The second overarching objective is making the project globally competitive.
Alaska’s near 50-year history of LNG exports from ConocoPhillips’ liquefaction plant and export terminal, just down the road in Nikiski from where the new plant might go, is a big plus for utilities that emphasize reliability of supply as much as anything, Meyer said.
Additionally, Alaska is a direct sail to all the potential Asian markets; while Lower 48 competitor selling LNG have to go through a third country, Panama, to reach Pacific customers.
Those factors, along with the fact that the gas reserves at Prudhoe Bay and Point Thomson are very well defined and developed, combine to still make the Alaska LNG Project a good one, according to Meyer.
The established North Slope infrastructure also helps de-link the cost of North Slope natural gas from oil, easing price fluctuations.
“If you take reduced volatility, stable venue, state, location and competitive price I think we’ve got a real winner. It’s all those things that go into a large utility purchase decision. It’s not just price, but price is important; we have to recognize that,” he said.
He added that even though Lower 48 Henry Hub priced natural gas is now in the $2 per thousand cubic feet, or mcf, range, making it competitive with Alaska in Asia despite much longer shipping times, the Henry Hub market has historically been a volatile one, as well.
Market analysts vary on projections for long-term Henry Hub pricing. Some feel that fracking fundamentally changed the North American natural gas market; while others contend it will still be subject to future price spikes.
Since “fracked” gas became an established commodity in 2010, Henry Hub indexed natural gas exceeded $5 per mcf once for a brief period early in 2014.
The price issue for Alaska LNG will be at least partially addressed through timing.
The current spot prices for LNG delivered to Asian ports of about $4 per million British thermal units (roughly equivalent to a per mcf price of natural gas) is nearly half of what Asian market spot prices were a year ago and nearly 75 percent less than what they were when the Alaska LNG Project was being conceived just a few years ago.
That is simply the effect of LNG suppliers responding to the largest increase in demand the world has ever seen with the largest supply increase ever, Meyer said.
The world is oversupplied with LNG. However, he sees the market imbalance correcting in the 2022-25 timeframe, which is the “demand window” the state needs to hit, he said.
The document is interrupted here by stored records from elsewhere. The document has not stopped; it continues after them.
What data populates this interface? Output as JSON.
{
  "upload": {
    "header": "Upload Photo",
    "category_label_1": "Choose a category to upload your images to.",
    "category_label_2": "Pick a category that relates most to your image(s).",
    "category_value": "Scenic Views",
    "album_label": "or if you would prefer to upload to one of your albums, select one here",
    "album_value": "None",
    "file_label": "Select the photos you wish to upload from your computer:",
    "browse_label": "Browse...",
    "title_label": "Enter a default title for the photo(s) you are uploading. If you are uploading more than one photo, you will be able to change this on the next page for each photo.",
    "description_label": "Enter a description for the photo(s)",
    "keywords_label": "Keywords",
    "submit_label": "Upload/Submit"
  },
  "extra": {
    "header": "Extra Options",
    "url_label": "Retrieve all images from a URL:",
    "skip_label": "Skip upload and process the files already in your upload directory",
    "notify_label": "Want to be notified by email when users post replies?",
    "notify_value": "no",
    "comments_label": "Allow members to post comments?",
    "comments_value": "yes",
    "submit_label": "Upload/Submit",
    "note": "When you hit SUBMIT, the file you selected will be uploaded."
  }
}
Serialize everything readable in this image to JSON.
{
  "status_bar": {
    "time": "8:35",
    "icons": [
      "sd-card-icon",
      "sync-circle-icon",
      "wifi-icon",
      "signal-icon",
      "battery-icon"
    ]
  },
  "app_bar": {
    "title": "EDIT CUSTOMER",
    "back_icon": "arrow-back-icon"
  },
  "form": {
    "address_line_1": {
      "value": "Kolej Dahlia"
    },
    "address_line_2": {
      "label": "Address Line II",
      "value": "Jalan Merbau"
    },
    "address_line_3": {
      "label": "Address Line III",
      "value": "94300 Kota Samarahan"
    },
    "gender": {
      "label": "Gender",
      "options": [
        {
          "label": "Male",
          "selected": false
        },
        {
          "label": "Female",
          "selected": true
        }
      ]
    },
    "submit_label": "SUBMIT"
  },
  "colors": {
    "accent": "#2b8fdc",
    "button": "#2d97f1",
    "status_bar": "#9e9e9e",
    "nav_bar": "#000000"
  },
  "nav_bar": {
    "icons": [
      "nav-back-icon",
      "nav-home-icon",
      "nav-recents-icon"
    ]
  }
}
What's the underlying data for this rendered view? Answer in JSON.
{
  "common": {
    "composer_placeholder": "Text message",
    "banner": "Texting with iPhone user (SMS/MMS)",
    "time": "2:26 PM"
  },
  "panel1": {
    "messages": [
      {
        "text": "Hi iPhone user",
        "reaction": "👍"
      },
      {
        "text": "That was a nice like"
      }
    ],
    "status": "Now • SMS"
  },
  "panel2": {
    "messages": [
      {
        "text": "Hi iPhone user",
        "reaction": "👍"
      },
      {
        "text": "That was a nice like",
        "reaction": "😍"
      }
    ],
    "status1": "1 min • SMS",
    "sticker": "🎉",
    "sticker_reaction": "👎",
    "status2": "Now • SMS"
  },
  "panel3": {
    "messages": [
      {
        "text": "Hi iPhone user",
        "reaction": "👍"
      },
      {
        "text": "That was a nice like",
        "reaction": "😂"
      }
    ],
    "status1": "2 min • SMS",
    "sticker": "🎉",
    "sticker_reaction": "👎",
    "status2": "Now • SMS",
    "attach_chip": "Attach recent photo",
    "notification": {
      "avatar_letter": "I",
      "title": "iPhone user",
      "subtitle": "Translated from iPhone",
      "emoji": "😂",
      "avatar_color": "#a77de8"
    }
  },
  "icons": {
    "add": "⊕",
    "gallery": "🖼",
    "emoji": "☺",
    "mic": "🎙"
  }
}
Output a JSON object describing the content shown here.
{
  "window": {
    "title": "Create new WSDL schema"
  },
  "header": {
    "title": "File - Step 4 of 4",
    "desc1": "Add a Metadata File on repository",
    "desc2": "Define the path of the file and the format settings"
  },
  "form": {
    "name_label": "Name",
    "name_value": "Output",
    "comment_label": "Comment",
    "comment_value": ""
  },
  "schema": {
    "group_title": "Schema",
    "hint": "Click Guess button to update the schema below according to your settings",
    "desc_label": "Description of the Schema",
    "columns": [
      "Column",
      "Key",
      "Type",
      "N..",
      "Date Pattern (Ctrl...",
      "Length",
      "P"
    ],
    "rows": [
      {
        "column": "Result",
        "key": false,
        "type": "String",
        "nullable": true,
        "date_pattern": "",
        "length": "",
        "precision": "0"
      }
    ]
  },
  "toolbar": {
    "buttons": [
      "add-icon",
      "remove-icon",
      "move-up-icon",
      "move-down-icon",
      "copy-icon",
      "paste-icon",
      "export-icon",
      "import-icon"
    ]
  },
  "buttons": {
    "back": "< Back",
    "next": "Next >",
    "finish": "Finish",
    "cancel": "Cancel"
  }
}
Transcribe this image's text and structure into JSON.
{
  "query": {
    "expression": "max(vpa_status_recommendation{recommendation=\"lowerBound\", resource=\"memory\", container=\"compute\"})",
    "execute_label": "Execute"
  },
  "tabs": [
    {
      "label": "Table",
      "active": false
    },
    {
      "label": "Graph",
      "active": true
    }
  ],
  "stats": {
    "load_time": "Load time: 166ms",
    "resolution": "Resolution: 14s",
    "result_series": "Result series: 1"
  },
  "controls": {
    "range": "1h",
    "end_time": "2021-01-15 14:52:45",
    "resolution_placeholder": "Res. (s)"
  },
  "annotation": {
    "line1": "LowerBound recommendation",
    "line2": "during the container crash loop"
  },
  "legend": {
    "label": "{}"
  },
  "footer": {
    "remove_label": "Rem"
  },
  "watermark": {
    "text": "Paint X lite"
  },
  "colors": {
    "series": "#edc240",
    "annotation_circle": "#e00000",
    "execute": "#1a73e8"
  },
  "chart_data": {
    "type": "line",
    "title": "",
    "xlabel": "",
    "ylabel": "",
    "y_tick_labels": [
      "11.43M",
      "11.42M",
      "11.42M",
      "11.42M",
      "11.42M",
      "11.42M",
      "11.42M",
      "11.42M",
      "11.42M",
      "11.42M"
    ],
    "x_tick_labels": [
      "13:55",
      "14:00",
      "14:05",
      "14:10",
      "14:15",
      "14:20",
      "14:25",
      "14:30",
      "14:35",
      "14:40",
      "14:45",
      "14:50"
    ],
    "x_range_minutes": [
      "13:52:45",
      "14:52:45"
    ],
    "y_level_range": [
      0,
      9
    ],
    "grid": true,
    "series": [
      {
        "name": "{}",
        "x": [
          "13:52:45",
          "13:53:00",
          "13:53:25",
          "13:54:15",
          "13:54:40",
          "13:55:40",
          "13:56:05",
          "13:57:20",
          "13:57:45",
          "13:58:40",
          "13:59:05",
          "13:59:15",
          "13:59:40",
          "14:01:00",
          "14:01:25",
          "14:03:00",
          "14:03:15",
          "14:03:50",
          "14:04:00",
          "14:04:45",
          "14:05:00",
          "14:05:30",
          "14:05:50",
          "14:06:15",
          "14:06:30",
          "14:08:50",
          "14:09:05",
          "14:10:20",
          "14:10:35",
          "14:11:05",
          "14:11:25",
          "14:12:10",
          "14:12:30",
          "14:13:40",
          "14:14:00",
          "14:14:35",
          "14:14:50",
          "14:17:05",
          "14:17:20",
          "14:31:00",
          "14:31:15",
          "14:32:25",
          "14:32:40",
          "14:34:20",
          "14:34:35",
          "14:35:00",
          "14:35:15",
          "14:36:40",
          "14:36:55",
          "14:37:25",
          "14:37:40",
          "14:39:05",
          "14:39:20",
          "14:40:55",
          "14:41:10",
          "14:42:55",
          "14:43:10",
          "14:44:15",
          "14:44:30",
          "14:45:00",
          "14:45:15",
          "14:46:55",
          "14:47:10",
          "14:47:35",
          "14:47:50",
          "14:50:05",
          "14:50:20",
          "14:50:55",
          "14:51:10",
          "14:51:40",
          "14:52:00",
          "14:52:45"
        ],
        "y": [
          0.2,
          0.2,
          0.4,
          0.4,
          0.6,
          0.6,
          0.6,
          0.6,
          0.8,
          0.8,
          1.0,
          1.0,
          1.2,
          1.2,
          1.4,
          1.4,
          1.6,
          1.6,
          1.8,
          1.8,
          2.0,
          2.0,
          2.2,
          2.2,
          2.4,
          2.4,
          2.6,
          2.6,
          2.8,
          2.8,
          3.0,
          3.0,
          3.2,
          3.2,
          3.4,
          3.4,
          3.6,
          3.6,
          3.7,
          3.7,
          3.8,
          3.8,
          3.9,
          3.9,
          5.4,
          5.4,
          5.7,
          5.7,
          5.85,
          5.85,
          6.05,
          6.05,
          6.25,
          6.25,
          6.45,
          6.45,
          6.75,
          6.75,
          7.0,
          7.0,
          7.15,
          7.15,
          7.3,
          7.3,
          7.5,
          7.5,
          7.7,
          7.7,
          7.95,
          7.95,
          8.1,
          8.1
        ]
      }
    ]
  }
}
“One of the good things about natural gas is it is the preferred hydrocarbon molecule. The world is trying to get cleaner,” Meyer said. “We’re going to have this consistent demand curve (growth) for natural gas.”
The current project timeline calls for startup sometime in late 2024 or 2025.
But that also means time is of the essence. Meyer said the state “needs to be out in front of customers right now,” and starting to get contracts signed within the next two years.
That will mean developing an AGDC marketing team.
“Our marketing won’t just be LNG, it can also be this project,” he said, noting a utility could buy gas from a producer and use the Alaska LNG Project as a means to move and process what it bought.
The corporation has until now filled the role of a technical body, first focused on engineering the idled Alaska Stand Alone Pipeline, or ASAP, project.
To that end, the work done to date on the project’s upcoming Federal Energy Regulatory Commission license filing — FERC’s environmental impact statement process — “far exceeds” what is typically done on Lower 48 export projects at this point in development, Meyer said.